"He's been tough to play against, no doubt," Federer told reporters when asked about Nadal.
"I'm happy I get a chance to play him in a grand slam again. I don't remember the last time we played."
Federer recently recruited six-time grand slam winner Stefan Edberg to his coaching team, with the Swede set to spent 10 weeks working with the former world No. 1 throughout the season.
With Edberg now onside, Federer is hoping he can reverse his fortunes against Nadal.
"The head-to-head record is in his favor," the 32-year-old told reporters. "I'm looking forward to speaking to Stefan, because when we spoke together, you know, when he came to Dubai and we spoke about the game, we clearly spoke about playing Rafa, as well.
"He thought he had some good ideas, so I'm looking forward to what he has to say."
Nadal narrowly avoided joining second seed Novak Djokovic -- beaten by Federer's compatriot Stanislas Wawrinka on Tuesday -- on the sidelines, eventually overcoming Dimitrov, the Bulgarian's cheering section and a nasty blister on the Spaniard's left palm.
The world No. 1 prevailed 3-6 7-6 7-6 6-2, saving three set points in the third set.
"I was so lucky," Nadal said in an on-court interview. "I felt anything could happen in the third set.
"A lot of Bulgarians here today. Thanks everyone for supporting -- it was a great atmosphere. I hope you enjoyed it. I suffered a lot."
Nadal said the blister, which troubled him in the previous round, particularly affects him on serve and he duly struck three double faults in one game.
But it was Dimitrov -- the man, now to his dismay, still being compared to Federer because of their similar styles -- who faltered on the key points.
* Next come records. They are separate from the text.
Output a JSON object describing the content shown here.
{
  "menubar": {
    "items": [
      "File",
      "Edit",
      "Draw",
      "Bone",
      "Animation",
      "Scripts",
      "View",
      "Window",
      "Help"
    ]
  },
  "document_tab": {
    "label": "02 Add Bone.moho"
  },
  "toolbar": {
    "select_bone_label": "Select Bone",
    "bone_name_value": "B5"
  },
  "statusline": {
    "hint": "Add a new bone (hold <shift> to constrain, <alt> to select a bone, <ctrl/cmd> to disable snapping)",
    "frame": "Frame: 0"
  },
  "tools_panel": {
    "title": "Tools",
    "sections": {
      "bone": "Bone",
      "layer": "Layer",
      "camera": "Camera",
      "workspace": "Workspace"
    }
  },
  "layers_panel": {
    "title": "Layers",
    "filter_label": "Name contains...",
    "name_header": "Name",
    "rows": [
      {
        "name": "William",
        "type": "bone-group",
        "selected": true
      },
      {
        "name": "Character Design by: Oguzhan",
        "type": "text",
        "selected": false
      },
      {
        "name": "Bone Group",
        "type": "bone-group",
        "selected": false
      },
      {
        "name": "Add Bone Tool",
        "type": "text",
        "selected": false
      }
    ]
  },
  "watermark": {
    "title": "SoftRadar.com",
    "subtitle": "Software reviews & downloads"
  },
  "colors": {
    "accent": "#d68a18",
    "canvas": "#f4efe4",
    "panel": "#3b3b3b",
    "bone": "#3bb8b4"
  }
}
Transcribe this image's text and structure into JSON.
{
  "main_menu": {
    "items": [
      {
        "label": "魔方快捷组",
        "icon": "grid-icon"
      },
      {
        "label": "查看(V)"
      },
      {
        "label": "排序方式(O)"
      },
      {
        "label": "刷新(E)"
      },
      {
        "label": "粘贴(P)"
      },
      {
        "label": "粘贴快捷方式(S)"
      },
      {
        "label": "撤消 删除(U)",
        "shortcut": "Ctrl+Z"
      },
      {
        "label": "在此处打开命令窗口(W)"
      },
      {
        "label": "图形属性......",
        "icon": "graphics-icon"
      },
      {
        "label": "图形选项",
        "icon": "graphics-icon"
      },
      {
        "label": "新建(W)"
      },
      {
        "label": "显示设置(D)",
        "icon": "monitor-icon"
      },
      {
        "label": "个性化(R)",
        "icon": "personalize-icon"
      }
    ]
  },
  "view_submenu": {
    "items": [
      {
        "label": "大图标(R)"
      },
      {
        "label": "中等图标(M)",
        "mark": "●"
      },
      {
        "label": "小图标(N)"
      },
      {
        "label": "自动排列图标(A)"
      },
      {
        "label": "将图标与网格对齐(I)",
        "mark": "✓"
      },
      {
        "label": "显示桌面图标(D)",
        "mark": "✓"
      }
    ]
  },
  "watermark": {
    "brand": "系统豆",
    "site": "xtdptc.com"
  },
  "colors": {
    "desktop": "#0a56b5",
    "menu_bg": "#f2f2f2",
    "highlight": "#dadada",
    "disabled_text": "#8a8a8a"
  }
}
He missed a makeable forehand and return on two of his three set points in the third.
His backers were frequently out of their chairs chanting his name throughout the three-and-a-half-hour encounter, prompting one fan to counter, "Shut up and sit down."
Dimitrov left the court in tears and then became emotional when speaking to reporters.
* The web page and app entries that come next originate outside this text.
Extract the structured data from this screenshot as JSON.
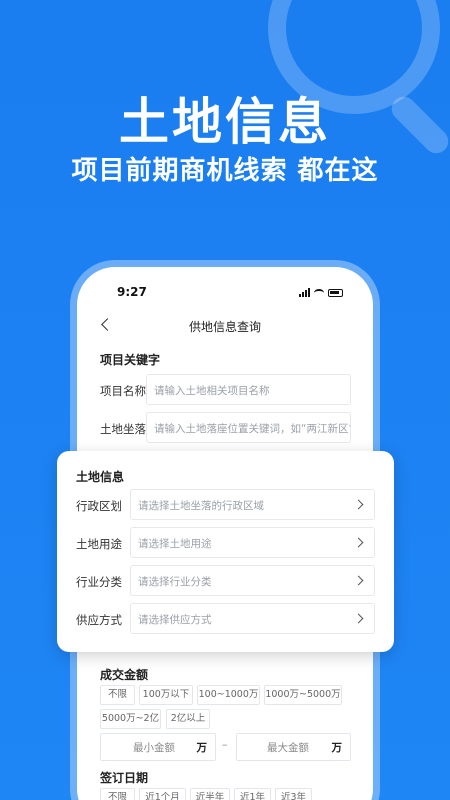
{
  "banner": {
    "headline": "土地信息",
    "subline": "项目前期商机线索 都在这"
  },
  "status_bar": {
    "time": "9:27"
  },
  "nav": {
    "title": "供地信息查询"
  },
  "keywords_section": {
    "title": "项目关键字",
    "fields": [
      {
        "label": "项目名称",
        "placeholder": "请输入土地相关项目名称"
      },
      {
        "label": "土地坐落",
        "placeholder": "请输入土地落座位置关键词，如“两江新区”"
      }
    ]
  },
  "land_info": {
    "title": "土地信息",
    "fields": [
      {
        "label": "行政区划",
        "placeholder": "请选择土地坐落的行政区域"
      },
      {
        "label": "土地用途",
        "placeholder": "请选择土地用途"
      },
      {
        "label": "行业分类",
        "placeholder": "请选择行业分类"
      },
      {
        "label": "供应方式",
        "placeholder": "请选择供应方式"
      }
    ]
  },
  "deal_amount": {
    "title": "成交金额",
    "options": [
      "不限",
      "100万以下",
      "100~1000万",
      "1000万~5000万",
      "5000万~2亿",
      "2亿以上"
    ],
    "min_placeholder": "最小金额",
    "max_placeholder": "最大金额",
    "unit": "万",
    "separator": "–"
  },
  "sign_date": {
    "title": "签订日期",
    "options": [
      "不限",
      "近1个月",
      "近半年",
      "近1年",
      "近3年"
    ]
  }
}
"It should hurt, and it does hurt," said the Bulgarian.